» **What to produce**
Look through the material below and count the lines with the string "player". Report only the count.

━━ Supplied material ━━

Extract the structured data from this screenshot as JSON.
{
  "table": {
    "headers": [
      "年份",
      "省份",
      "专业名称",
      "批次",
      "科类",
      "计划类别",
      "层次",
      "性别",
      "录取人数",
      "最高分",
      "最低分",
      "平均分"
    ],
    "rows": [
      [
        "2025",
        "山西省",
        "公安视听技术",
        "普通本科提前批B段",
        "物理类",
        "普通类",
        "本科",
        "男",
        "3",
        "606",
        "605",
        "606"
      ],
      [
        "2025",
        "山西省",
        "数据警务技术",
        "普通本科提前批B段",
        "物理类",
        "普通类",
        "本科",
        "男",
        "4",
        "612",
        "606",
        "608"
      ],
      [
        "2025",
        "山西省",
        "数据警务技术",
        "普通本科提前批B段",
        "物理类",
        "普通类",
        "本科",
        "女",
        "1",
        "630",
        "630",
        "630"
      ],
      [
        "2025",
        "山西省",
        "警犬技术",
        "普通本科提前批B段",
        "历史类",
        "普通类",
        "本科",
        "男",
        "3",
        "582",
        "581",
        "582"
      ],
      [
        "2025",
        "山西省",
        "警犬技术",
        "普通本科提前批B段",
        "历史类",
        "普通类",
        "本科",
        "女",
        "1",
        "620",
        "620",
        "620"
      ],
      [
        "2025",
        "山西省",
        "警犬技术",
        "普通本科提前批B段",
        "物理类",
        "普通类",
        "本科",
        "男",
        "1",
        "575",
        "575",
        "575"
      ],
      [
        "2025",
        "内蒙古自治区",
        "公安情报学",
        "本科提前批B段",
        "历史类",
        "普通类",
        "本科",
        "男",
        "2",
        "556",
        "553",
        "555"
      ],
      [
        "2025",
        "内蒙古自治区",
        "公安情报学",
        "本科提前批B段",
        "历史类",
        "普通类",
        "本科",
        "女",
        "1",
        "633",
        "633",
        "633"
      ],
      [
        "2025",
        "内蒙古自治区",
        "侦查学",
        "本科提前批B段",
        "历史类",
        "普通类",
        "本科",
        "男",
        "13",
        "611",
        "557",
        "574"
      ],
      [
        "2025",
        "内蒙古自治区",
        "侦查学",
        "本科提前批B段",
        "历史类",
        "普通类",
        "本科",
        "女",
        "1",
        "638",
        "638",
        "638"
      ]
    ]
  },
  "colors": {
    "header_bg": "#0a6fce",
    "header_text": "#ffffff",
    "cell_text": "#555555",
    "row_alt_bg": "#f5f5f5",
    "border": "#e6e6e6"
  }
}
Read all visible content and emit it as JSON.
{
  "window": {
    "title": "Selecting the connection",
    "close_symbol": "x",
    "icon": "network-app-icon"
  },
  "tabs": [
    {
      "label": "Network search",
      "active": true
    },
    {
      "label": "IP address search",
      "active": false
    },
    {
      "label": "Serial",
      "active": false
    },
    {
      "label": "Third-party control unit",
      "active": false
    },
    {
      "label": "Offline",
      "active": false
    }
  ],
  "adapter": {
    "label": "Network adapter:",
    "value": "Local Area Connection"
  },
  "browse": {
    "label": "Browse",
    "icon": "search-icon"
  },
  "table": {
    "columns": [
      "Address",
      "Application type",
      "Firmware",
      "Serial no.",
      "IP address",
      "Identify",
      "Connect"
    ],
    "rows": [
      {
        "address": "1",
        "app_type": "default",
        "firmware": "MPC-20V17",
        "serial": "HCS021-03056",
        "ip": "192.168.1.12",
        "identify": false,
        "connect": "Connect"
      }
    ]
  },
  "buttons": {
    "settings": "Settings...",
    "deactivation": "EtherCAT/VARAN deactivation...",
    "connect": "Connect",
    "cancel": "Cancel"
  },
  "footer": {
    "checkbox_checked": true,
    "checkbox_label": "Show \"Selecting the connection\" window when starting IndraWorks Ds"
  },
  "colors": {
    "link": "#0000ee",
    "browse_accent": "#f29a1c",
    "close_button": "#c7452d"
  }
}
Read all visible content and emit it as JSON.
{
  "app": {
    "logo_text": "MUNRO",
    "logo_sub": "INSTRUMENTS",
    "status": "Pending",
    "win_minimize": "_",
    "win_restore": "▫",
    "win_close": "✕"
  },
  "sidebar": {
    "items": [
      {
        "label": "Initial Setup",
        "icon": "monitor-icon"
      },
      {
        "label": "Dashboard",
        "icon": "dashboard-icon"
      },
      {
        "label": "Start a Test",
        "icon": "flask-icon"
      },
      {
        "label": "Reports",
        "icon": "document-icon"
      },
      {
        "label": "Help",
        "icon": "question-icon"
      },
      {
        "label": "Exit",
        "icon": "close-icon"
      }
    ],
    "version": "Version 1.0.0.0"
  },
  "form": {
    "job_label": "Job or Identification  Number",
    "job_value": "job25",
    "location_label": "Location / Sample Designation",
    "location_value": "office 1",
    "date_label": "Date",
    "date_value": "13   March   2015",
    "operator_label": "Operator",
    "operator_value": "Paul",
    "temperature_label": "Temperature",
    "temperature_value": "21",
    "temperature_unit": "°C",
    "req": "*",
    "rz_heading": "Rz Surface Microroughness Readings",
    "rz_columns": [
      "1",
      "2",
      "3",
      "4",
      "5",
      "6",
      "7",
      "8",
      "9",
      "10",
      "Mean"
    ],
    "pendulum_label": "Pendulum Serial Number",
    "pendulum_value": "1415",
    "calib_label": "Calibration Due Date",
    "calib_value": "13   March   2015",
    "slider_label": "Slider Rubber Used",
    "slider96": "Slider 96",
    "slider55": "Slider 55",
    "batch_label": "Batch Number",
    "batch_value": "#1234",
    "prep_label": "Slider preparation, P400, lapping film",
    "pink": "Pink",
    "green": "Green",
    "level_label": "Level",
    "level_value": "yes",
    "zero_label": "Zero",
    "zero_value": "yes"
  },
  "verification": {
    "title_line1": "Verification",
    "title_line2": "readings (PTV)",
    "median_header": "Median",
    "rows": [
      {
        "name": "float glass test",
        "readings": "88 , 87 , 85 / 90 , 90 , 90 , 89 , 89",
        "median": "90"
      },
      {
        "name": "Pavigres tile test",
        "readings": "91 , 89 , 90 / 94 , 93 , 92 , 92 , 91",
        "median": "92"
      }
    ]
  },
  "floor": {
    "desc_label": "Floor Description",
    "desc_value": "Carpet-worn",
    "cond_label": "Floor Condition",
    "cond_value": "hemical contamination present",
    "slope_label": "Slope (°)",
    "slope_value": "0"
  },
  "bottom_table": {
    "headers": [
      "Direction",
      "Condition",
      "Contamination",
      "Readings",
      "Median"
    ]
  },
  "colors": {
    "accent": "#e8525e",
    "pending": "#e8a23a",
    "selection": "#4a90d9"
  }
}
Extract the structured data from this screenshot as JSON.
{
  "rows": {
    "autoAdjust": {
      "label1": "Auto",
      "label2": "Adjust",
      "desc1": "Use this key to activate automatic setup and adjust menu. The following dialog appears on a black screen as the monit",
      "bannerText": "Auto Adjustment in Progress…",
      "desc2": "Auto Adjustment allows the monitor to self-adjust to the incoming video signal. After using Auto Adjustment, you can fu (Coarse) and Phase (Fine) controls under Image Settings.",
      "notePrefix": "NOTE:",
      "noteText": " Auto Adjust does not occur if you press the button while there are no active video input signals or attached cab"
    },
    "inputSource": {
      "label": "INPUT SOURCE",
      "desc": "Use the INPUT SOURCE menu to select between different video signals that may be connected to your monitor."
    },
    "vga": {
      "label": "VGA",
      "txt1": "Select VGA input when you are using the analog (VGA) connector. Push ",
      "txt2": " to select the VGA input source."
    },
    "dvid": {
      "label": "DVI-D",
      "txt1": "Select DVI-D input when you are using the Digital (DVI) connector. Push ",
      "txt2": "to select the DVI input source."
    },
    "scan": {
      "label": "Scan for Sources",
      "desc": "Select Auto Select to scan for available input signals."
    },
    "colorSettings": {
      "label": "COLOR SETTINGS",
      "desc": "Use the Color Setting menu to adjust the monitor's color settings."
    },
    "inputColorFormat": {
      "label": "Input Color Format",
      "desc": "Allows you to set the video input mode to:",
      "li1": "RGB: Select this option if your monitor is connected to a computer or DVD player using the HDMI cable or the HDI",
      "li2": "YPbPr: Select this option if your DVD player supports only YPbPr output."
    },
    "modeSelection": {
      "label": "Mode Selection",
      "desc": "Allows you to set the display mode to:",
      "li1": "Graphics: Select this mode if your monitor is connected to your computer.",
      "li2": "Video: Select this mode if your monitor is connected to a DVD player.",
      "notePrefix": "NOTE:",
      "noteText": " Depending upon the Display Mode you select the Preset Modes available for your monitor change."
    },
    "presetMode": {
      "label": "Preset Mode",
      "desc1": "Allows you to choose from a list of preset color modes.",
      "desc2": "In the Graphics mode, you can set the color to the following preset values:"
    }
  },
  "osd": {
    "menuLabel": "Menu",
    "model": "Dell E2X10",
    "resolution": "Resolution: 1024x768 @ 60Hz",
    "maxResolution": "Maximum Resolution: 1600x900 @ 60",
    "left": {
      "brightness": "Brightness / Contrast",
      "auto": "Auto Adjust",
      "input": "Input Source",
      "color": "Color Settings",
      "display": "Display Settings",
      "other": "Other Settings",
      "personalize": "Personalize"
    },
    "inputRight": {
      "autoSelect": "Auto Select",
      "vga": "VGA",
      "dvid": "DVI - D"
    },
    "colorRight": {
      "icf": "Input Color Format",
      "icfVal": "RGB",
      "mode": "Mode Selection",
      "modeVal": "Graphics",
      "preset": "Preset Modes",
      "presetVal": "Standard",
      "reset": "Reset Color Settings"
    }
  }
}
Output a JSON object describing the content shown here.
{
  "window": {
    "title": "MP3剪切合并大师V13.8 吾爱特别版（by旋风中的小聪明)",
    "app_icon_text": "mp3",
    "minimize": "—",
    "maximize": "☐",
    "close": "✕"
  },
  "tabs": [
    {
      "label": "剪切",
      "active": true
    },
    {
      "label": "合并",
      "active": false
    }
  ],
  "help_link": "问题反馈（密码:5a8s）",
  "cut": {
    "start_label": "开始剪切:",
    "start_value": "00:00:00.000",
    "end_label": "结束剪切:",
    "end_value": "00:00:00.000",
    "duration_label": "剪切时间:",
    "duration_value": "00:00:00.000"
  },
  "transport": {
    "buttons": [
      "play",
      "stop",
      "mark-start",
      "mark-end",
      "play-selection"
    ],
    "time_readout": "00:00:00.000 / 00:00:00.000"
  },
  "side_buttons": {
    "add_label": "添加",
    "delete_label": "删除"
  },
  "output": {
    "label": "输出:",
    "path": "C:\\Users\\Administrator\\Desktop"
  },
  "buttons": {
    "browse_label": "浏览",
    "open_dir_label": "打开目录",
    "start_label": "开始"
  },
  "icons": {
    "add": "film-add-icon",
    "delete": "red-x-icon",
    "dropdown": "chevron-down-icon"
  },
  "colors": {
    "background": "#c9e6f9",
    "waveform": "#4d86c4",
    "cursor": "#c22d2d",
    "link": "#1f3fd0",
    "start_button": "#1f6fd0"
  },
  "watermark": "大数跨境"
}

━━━

» **Solved problem**
3